To do: Whenever "Bank" occurs in a line of the material, list that line.

Data excerpts:

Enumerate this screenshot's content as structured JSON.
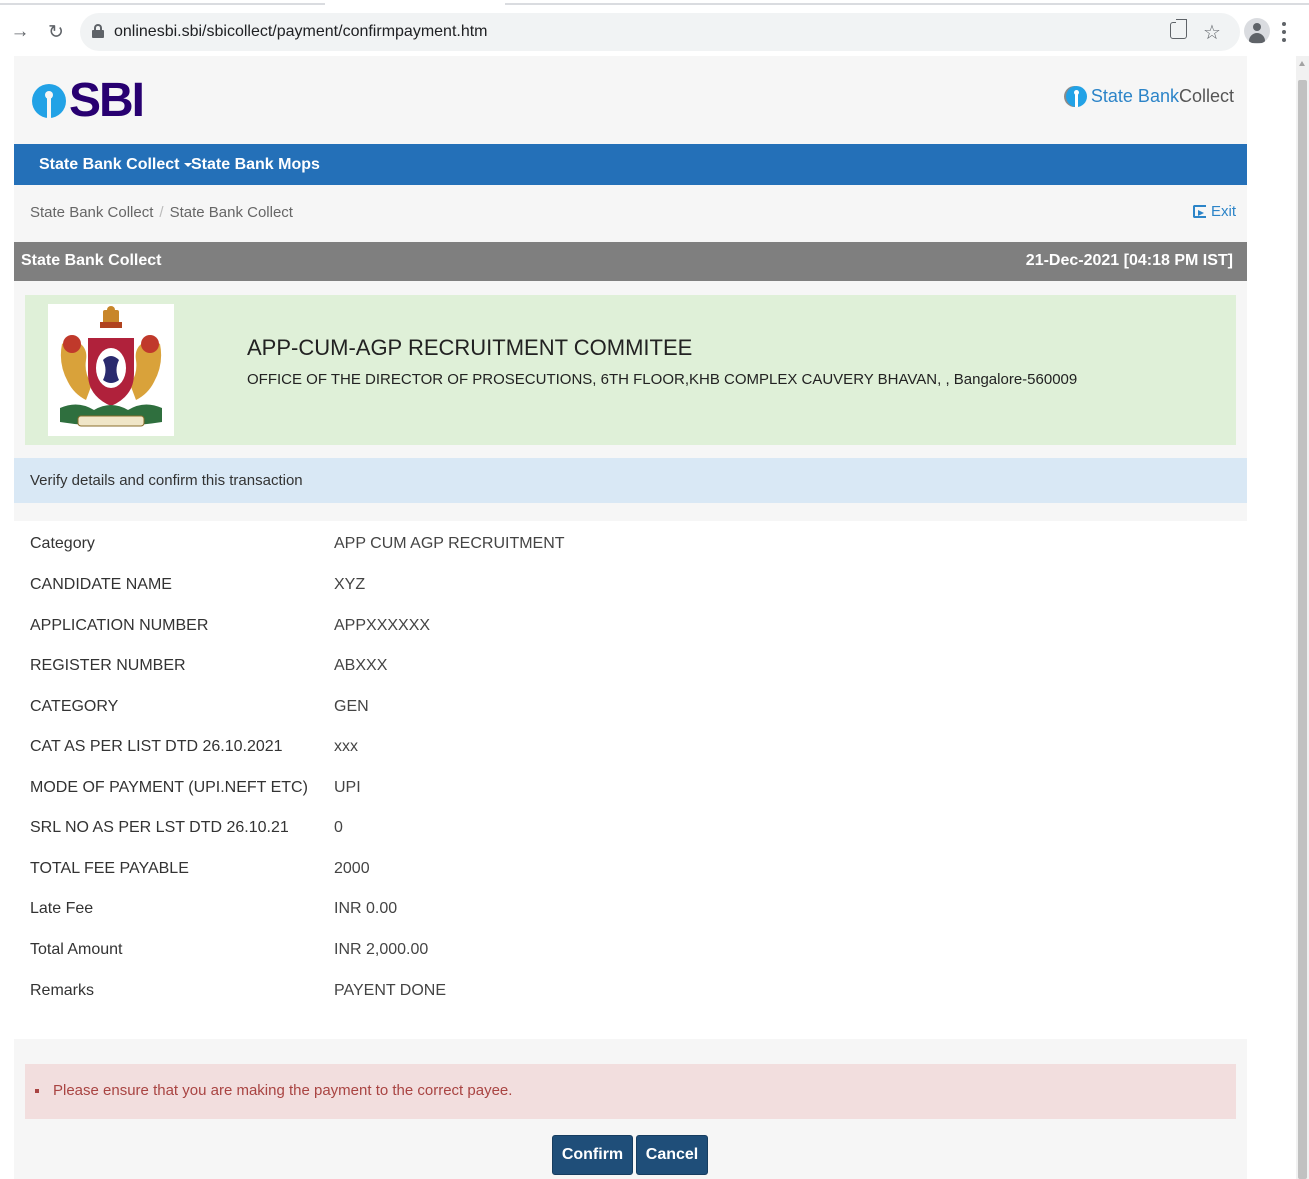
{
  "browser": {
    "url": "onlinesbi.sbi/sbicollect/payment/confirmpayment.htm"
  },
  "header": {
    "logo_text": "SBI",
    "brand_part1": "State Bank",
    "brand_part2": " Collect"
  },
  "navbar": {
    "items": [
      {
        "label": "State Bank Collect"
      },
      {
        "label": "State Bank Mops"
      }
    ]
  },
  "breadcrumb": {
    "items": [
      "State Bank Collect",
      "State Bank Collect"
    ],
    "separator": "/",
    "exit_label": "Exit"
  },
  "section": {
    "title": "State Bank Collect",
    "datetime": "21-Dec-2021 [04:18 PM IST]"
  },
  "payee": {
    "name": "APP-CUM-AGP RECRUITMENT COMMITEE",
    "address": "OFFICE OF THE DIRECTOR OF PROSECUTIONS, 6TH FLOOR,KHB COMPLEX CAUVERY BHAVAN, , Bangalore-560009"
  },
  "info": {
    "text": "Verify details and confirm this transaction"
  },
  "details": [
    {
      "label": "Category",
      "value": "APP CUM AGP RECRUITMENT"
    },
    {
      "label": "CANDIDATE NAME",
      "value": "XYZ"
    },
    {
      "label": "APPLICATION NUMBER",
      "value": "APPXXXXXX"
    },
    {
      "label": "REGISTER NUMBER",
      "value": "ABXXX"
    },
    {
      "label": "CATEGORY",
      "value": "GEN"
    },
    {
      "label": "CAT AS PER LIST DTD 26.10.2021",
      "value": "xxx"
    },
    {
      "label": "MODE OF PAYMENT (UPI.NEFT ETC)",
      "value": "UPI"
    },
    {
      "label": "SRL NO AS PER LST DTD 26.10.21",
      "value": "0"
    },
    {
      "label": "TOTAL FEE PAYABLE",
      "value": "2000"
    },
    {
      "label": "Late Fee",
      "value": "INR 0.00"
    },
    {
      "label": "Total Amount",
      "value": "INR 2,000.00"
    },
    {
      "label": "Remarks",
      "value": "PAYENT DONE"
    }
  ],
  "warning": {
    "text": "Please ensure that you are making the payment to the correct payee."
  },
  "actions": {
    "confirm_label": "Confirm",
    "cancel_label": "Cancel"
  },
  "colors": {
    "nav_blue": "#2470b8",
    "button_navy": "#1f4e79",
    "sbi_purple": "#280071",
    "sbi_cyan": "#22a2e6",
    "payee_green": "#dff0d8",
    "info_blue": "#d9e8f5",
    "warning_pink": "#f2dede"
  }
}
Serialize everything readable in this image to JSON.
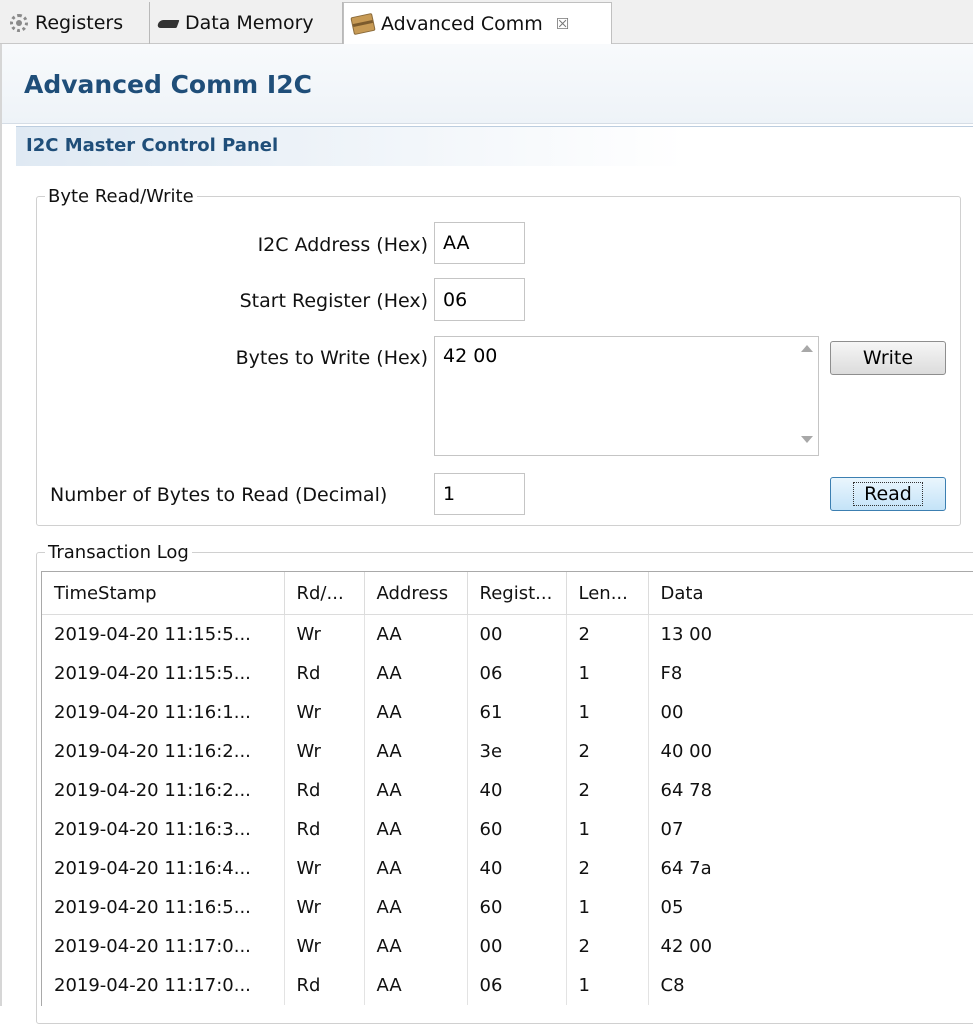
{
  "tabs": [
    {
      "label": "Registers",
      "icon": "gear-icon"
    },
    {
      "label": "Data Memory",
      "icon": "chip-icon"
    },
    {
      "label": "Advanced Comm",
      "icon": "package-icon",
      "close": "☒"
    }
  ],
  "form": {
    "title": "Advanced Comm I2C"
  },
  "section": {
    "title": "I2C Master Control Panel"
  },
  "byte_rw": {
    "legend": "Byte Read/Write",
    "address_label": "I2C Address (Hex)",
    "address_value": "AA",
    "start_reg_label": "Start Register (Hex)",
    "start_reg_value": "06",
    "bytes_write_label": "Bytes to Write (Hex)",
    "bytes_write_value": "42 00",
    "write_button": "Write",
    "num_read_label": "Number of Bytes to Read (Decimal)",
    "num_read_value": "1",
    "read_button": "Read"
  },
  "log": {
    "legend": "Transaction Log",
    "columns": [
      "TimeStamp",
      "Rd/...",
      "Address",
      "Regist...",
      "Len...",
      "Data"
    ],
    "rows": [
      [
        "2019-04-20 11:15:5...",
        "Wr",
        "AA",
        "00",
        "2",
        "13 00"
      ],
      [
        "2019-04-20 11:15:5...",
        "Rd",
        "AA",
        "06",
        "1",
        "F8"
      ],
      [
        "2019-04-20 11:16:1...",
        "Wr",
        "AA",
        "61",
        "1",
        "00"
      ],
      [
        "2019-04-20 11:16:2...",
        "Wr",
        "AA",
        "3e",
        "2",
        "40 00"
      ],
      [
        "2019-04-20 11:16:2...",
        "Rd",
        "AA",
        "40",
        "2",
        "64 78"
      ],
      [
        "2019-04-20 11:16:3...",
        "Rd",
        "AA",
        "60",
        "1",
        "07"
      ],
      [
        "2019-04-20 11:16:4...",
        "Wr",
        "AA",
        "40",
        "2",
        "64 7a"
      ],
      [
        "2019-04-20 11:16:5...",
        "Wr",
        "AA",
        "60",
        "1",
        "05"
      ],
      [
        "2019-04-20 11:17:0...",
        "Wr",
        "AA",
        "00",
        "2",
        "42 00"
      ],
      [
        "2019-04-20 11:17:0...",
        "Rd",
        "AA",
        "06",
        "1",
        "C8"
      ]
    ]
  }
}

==

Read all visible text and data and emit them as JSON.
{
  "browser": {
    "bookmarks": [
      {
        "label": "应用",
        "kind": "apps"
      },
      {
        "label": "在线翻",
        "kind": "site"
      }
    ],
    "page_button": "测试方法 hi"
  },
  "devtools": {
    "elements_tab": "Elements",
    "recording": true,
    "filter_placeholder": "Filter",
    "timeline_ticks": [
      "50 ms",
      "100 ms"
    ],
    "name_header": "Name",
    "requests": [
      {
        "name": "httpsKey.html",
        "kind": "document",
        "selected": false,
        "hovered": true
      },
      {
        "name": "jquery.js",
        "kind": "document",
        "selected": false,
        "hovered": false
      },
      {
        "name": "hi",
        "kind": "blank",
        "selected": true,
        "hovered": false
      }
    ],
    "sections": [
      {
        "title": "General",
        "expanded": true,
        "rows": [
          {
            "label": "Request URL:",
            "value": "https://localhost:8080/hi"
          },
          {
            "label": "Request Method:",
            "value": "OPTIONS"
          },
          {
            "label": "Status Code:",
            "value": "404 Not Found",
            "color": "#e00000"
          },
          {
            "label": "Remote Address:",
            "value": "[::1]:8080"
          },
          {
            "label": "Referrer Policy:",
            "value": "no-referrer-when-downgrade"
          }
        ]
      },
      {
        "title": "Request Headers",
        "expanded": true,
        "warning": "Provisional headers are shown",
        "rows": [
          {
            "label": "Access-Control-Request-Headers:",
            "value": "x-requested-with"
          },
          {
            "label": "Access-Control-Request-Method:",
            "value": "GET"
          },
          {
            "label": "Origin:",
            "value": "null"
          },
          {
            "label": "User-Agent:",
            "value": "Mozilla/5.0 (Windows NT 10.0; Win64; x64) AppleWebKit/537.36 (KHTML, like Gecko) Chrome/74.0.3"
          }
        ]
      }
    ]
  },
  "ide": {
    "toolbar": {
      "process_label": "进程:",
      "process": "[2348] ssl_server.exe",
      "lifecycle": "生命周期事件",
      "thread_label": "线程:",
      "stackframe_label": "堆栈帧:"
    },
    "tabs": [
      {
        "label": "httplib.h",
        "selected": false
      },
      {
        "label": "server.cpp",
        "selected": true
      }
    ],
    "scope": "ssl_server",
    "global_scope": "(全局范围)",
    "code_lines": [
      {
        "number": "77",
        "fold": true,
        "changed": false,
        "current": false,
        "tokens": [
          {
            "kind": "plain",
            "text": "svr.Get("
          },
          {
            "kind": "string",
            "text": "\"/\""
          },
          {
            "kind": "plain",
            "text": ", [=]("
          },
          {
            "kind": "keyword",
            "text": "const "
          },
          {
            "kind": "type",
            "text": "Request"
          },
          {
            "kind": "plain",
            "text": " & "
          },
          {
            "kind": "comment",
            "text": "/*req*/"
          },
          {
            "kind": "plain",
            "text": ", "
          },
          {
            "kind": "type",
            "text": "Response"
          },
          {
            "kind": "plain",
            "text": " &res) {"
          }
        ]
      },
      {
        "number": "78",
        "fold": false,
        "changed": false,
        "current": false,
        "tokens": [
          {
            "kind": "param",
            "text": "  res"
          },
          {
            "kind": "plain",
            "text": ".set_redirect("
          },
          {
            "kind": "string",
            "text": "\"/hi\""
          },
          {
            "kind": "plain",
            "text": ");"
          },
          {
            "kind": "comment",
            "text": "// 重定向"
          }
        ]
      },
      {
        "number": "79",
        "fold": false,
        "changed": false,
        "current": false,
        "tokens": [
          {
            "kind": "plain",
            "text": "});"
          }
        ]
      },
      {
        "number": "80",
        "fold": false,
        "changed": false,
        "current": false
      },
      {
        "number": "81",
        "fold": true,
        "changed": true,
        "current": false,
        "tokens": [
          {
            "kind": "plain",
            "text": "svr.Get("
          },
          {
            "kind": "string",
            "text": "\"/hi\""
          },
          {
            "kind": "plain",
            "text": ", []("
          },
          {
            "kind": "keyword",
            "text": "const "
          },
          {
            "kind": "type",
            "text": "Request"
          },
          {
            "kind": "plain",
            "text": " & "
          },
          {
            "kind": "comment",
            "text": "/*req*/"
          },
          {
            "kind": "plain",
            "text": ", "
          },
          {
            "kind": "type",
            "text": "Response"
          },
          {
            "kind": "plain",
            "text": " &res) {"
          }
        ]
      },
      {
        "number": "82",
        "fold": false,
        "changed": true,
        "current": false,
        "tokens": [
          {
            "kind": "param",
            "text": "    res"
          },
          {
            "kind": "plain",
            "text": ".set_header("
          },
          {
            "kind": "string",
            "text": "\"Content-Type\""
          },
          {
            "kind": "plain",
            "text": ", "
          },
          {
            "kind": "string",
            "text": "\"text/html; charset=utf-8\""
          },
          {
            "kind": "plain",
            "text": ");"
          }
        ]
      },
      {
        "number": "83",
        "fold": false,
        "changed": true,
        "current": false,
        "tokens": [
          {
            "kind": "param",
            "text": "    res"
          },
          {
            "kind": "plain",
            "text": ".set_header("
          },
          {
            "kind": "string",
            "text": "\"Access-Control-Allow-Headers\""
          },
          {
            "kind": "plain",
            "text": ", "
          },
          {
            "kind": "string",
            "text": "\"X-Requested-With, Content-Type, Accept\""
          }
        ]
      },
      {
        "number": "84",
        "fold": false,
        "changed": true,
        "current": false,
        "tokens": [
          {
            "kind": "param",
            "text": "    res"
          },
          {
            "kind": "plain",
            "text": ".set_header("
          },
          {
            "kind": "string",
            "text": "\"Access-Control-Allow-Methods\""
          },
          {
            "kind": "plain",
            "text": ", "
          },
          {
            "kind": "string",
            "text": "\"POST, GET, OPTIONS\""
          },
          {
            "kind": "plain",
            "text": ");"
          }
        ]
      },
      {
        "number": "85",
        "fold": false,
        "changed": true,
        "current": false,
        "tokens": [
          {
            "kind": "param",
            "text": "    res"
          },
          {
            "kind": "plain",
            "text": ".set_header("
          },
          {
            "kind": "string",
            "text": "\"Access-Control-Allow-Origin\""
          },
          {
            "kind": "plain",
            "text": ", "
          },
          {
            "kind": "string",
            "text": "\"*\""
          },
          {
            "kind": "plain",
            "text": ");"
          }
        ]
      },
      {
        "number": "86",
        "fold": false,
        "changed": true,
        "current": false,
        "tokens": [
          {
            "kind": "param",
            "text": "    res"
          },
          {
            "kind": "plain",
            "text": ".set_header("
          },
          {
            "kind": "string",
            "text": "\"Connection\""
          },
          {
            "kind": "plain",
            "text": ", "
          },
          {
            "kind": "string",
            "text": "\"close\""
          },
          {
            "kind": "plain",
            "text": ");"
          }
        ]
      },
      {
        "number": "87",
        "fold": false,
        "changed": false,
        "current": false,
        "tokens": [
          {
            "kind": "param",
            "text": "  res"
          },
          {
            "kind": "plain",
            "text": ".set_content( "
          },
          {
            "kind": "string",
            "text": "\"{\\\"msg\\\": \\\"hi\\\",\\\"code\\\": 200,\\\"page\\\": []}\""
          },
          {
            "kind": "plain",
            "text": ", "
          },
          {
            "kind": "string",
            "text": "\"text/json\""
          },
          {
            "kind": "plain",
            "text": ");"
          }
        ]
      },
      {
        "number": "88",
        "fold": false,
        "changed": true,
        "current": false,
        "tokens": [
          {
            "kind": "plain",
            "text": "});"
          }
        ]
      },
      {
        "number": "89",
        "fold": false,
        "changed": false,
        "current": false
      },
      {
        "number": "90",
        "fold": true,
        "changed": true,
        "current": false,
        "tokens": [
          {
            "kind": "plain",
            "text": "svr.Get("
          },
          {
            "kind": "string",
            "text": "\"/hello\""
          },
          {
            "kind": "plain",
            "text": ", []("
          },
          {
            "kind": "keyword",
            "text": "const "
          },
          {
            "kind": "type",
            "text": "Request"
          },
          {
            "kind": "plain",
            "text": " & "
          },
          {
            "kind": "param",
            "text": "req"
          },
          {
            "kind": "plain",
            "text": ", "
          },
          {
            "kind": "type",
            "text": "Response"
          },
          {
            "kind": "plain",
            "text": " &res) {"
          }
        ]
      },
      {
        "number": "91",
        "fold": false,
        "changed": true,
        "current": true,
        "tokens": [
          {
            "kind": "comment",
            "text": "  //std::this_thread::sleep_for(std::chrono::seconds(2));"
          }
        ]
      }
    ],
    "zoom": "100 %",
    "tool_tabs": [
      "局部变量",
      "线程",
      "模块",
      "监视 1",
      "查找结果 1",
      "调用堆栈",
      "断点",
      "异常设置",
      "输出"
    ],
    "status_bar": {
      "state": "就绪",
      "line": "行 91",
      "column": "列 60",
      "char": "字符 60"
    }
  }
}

Written answer:
    "brand_part1": "State Bank",
        "label": "State Bank Collect"
        "label": "State Bank Mops"
      "State Bank Collect",
      "State Bank Collect"
    "title": "State Bank Collect",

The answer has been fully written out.